With equine flu forcing horse racing to be shut down nationwide, horse owners run the risk of being uninsured if their animals are not vaccinated against against this virus.
The British Horseracing Authority (BHA) called off all four horse racing meeting fixtures due to take place on Thursday February 7, after three vaccinated horses tested positive for equine flu.
This afternoon, the BHA announced that racing will not resume until Wednesday February 13 at the earliest, including fixtures scheduled by the Point-to-Point Authority.
This is the latest in a series of outbreaks of the disease in 2019 – with others reported in Essex, Cheshire, Derbyshire, Lincolnshire, Yorkshire and Suffolk.
Concern over the spread of the highly-contagious disease has thrown all upcoming meetings into doubt and sparked worry amongst the bloodstock industry, which is preparing for the new breeding season.
Horse owners should contact their broker to check what the terms of their policy are and see what protection it offers. Equine flu is generally not specifically excluded from equine insurance cover, but it is commonly a condition of a policy that the insured horse must be vaccinated against equine flu.
It is always the case that the insured must at all times provide proper care and attention to the insured horse and do all things possible to minimise any loss.

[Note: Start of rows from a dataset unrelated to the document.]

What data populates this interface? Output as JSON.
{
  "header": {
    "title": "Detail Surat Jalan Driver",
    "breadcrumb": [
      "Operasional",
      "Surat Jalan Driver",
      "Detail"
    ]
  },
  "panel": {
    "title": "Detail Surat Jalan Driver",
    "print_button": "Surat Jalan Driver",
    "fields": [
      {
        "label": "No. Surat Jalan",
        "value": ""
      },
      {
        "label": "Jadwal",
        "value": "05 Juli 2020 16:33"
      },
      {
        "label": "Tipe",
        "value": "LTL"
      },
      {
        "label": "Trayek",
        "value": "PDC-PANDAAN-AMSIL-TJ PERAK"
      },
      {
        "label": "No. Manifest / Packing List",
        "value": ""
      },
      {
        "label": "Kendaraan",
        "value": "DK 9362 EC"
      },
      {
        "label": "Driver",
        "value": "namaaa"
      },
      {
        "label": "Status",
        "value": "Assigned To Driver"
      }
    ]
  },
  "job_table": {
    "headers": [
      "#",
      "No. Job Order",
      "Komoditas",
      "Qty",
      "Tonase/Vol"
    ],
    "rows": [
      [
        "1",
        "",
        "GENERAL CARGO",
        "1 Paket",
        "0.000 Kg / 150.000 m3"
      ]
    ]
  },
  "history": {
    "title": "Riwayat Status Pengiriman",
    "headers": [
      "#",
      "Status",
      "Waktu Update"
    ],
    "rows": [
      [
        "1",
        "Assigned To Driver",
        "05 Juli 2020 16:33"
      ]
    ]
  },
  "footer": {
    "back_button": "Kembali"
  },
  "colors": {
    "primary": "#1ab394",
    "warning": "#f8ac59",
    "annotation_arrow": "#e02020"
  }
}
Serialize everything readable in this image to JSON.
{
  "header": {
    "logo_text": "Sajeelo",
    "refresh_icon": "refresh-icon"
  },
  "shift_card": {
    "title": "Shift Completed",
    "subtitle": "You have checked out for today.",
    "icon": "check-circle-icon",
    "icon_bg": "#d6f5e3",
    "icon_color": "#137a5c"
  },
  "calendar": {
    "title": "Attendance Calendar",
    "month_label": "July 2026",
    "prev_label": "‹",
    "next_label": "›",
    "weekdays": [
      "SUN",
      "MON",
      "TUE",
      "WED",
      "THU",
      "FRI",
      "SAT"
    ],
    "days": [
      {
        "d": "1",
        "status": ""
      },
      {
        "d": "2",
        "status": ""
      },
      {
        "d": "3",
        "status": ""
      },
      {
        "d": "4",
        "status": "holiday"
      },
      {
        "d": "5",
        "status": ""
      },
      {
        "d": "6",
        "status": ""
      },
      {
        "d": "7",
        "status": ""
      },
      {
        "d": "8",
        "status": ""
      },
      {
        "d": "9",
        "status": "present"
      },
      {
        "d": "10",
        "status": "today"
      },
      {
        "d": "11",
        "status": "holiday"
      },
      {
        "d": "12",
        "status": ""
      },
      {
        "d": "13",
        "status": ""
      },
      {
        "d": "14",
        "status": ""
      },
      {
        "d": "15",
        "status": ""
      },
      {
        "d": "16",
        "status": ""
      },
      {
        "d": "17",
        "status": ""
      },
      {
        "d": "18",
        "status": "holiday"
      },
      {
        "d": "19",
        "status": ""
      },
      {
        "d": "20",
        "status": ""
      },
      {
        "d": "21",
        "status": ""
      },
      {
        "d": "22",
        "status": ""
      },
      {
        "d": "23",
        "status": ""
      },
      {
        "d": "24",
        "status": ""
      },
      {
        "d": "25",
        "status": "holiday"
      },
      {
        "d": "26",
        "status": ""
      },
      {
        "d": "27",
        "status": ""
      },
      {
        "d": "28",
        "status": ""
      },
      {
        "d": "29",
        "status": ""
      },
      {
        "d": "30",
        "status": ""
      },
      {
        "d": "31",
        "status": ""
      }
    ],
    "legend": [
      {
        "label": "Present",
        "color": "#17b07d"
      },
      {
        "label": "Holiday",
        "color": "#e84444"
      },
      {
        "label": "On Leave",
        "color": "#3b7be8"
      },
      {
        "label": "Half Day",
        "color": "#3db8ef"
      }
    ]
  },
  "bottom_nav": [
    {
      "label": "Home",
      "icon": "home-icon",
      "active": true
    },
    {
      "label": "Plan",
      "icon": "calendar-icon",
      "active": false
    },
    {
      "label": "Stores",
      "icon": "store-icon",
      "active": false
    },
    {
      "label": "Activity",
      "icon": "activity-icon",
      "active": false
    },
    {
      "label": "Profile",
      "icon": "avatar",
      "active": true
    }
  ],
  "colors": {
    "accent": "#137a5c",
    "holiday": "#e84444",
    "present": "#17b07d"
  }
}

All British racehorses are vaccinated against equine flu but it is not compulsory for the wider horse population to be vaccinated against the disease.
This strain has affected vaccinated horses, although symptoms are usually more mild than in unvaccinated horses and include a raised temperature, a cough and nasal discharge.
Horse owners that do not race are urged to consider vaccinating their animals, if they haven’t already done so, and racehorse trainers should follow BHA advice to give horses who haven’t had a vaccination in the past six months a booster and follow precautionary measures.
This is a serious situation for all horse owners, as we wait to see what the full impact of this disease will be.